“Here in Newark, the government built six projects,” explained Richard Rothstein, whose book “The Color of Law” chronicles the history of housing segregation in America, from the so-called projects to the suburbs. “Six public housing projects during World War II in Newark. Three of them were for whites only, the other three were segregated internally, that is separate projects for African-Americans and for whites.”
Rothstein was the keynoter at Wednesday’s forum and he recounted how this very same public housing, once reserved for whites, became increasingly black as whites began to relocate to suburbs, following the jobs. Again, not by accident, but by government policy, which helped to encourage developers — think Levittown in New York — who met specific criteria, including “an explicit commitment never to sell a home to an African-American.

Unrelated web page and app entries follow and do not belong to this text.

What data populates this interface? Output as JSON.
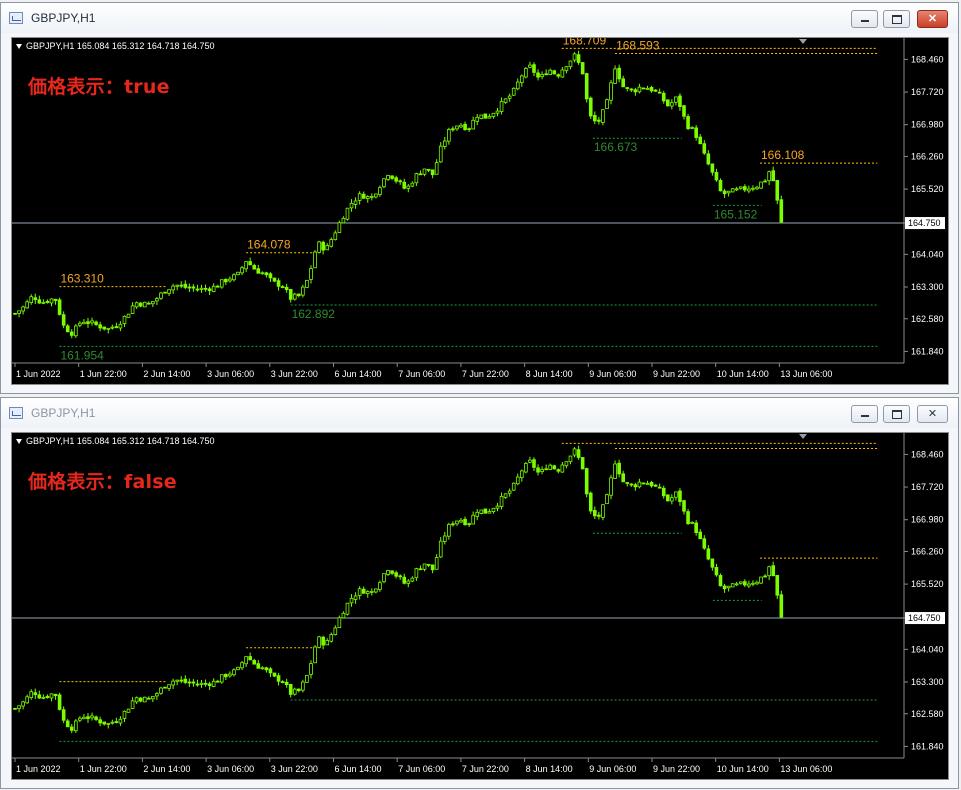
{
  "colors": {
    "background": "#000000",
    "candle": "#7cfc00",
    "high_line": "#ffc000",
    "low_line": "#1f9e3a",
    "high_label": "#f5a623",
    "low_label": "#2e8b2e",
    "bid_line": "#9aa6b8",
    "overlay_text": "#e5271c"
  },
  "windows": [
    {
      "title": "GBPJPY,H1",
      "symbol_info": "GBPJPY,H1  165.084 165.312 164.718 164.750",
      "overlay_label": "価格表示：true",
      "show_prices": true,
      "controls": {
        "minimize": "minimize",
        "maximize": "maximize",
        "close": "✕"
      }
    },
    {
      "title": "GBPJPY,H1",
      "symbol_info": "GBPJPY,H1  165.084 165.312 164.718 164.750",
      "overlay_label": "価格表示：false",
      "show_prices": false,
      "controls": {
        "minimize": "minimize",
        "maximize": "maximize",
        "close": "✕"
      }
    }
  ],
  "chart_data": {
    "type": "candlestick",
    "symbol": "GBPJPY",
    "timeframe": "H1",
    "ylim": [
      161.6,
      168.9
    ],
    "y_ticks": [
      "168.460",
      "167.720",
      "166.980",
      "166.260",
      "165.520",
      "164.750",
      "164.040",
      "163.300",
      "162.580",
      "161.840"
    ],
    "x_ticks": [
      "1 Jun 2022",
      "1 Jun 22:00",
      "2 Jun 14:00",
      "3 Jun 06:00",
      "3 Jun 22:00",
      "6 Jun 14:00",
      "7 Jun 06:00",
      "7 Jun 22:00",
      "8 Jun 14:00",
      "9 Jun 06:00",
      "9 Jun 22:00",
      "10 Jun 14:00",
      "13 Jun 06:00"
    ],
    "current_price": 164.75,
    "current_price_label": "164.750",
    "swing_highs": [
      {
        "price": 163.31,
        "label": "163.310",
        "from": 0.05,
        "to": 0.17
      },
      {
        "price": 164.078,
        "label": "164.078",
        "from": 0.26,
        "to": 0.34
      },
      {
        "price": 168.709,
        "label": "168.709",
        "from": 0.615,
        "to": 0.97
      },
      {
        "price": 168.593,
        "label": "168.593",
        "from": 0.675,
        "to": 0.97
      },
      {
        "price": 166.108,
        "label": "166.108",
        "from": 0.838,
        "to": 0.97
      }
    ],
    "swing_lows": [
      {
        "price": 161.954,
        "label": "161.954",
        "from": 0.05,
        "to": 0.97
      },
      {
        "price": 162.892,
        "label": "162.892",
        "from": 0.31,
        "to": 0.97
      },
      {
        "price": 166.673,
        "label": "166.673",
        "from": 0.65,
        "to": 0.75
      },
      {
        "price": 165.152,
        "label": "165.152",
        "from": 0.785,
        "to": 0.84
      }
    ],
    "close_path": [
      [
        0.0,
        162.7
      ],
      [
        0.01,
        162.85
      ],
      [
        0.02,
        163.1
      ],
      [
        0.03,
        162.95
      ],
      [
        0.045,
        163.05
      ],
      [
        0.055,
        162.4
      ],
      [
        0.065,
        162.25
      ],
      [
        0.075,
        162.55
      ],
      [
        0.09,
        162.45
      ],
      [
        0.105,
        162.35
      ],
      [
        0.115,
        162.45
      ],
      [
        0.125,
        162.65
      ],
      [
        0.135,
        162.95
      ],
      [
        0.15,
        162.9
      ],
      [
        0.16,
        163.05
      ],
      [
        0.17,
        163.25
      ],
      [
        0.18,
        163.35
      ],
      [
        0.195,
        163.28
      ],
      [
        0.21,
        163.25
      ],
      [
        0.225,
        163.3
      ],
      [
        0.24,
        163.5
      ],
      [
        0.25,
        163.55
      ],
      [
        0.26,
        163.9
      ],
      [
        0.27,
        163.7
      ],
      [
        0.28,
        163.6
      ],
      [
        0.29,
        163.4
      ],
      [
        0.3,
        163.35
      ],
      [
        0.31,
        163.05
      ],
      [
        0.32,
        163.1
      ],
      [
        0.33,
        163.5
      ],
      [
        0.34,
        164.3
      ],
      [
        0.35,
        164.15
      ],
      [
        0.36,
        164.55
      ],
      [
        0.37,
        164.95
      ],
      [
        0.38,
        165.25
      ],
      [
        0.39,
        165.4
      ],
      [
        0.4,
        165.3
      ],
      [
        0.41,
        165.6
      ],
      [
        0.42,
        165.9
      ],
      [
        0.43,
        165.7
      ],
      [
        0.44,
        165.5
      ],
      [
        0.45,
        165.8
      ],
      [
        0.46,
        166.0
      ],
      [
        0.47,
        165.85
      ],
      [
        0.48,
        166.5
      ],
      [
        0.49,
        166.9
      ],
      [
        0.5,
        167.0
      ],
      [
        0.51,
        166.9
      ],
      [
        0.52,
        167.2
      ],
      [
        0.53,
        167.15
      ],
      [
        0.54,
        167.3
      ],
      [
        0.55,
        167.5
      ],
      [
        0.56,
        167.7
      ],
      [
        0.57,
        168.1
      ],
      [
        0.58,
        168.3
      ],
      [
        0.59,
        168.0
      ],
      [
        0.6,
        168.25
      ],
      [
        0.61,
        168.1
      ],
      [
        0.62,
        168.35
      ],
      [
        0.63,
        168.55
      ],
      [
        0.64,
        168.1
      ],
      [
        0.645,
        167.2
      ],
      [
        0.655,
        167.0
      ],
      [
        0.665,
        167.4
      ],
      [
        0.675,
        168.3
      ],
      [
        0.685,
        167.8
      ],
      [
        0.695,
        167.75
      ],
      [
        0.705,
        167.85
      ],
      [
        0.715,
        167.8
      ],
      [
        0.725,
        167.65
      ],
      [
        0.735,
        167.4
      ],
      [
        0.745,
        167.6
      ],
      [
        0.755,
        167.0
      ],
      [
        0.765,
        166.8
      ],
      [
        0.775,
        166.3
      ],
      [
        0.785,
        165.85
      ],
      [
        0.795,
        165.4
      ],
      [
        0.805,
        165.45
      ],
      [
        0.815,
        165.5
      ],
      [
        0.825,
        165.55
      ],
      [
        0.835,
        165.6
      ],
      [
        0.845,
        165.75
      ],
      [
        0.85,
        166.0
      ],
      [
        0.855,
        165.5
      ],
      [
        0.862,
        164.75
      ]
    ]
  }
}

And with that commitment, the federal government would guarantee, ensure, their bank loans so that banks would lend them the money to build the development,” explained Rothstein. “The Federal Housing Administration even required that developers like Levitt, or any of the other developers, include in the deed of every home in these developments a clause prohibiting resale to African-Americans or rental to African-Americans.”
The “risk of infiltration by incompatible racial elements” was a guiding legal principle that carried on well into the 1970s, an institutional racism that explains why projects in urban areas became blacker and projects in suburbia became whiter. Even in cities, redlining by insurers and lenders guaranteed continued separation, as detailed in the exhibit “Undesign the Redline” from April DeSimone.
“This is a quote from a textbook that they used up until 1947, how they taught their realtors to steer communities,” she recounted. “And the quote sayd, ‘The colored people certainly have a right to life, liberty and the pursuit of happiness but they must recognize the economic disturbance which their presence in a white neighborhood causes and forgo their desire to split off from the established district where the rest of their race lives.’”
No one at the forum suggested that a solution is at hand. It will take years to undo the systemic racism that continues to separate communities. But teaching some of the history discussed would be a step in the right direction. Creating institutions, like a public advocate and a civil rights commission, both of which were abandoned by New Jersey, would help. But as one member of the audience put it in reference to the federal government’s ability to help, “If it couldn’t happen over the last eight years, how’s it going to happen over the next four?”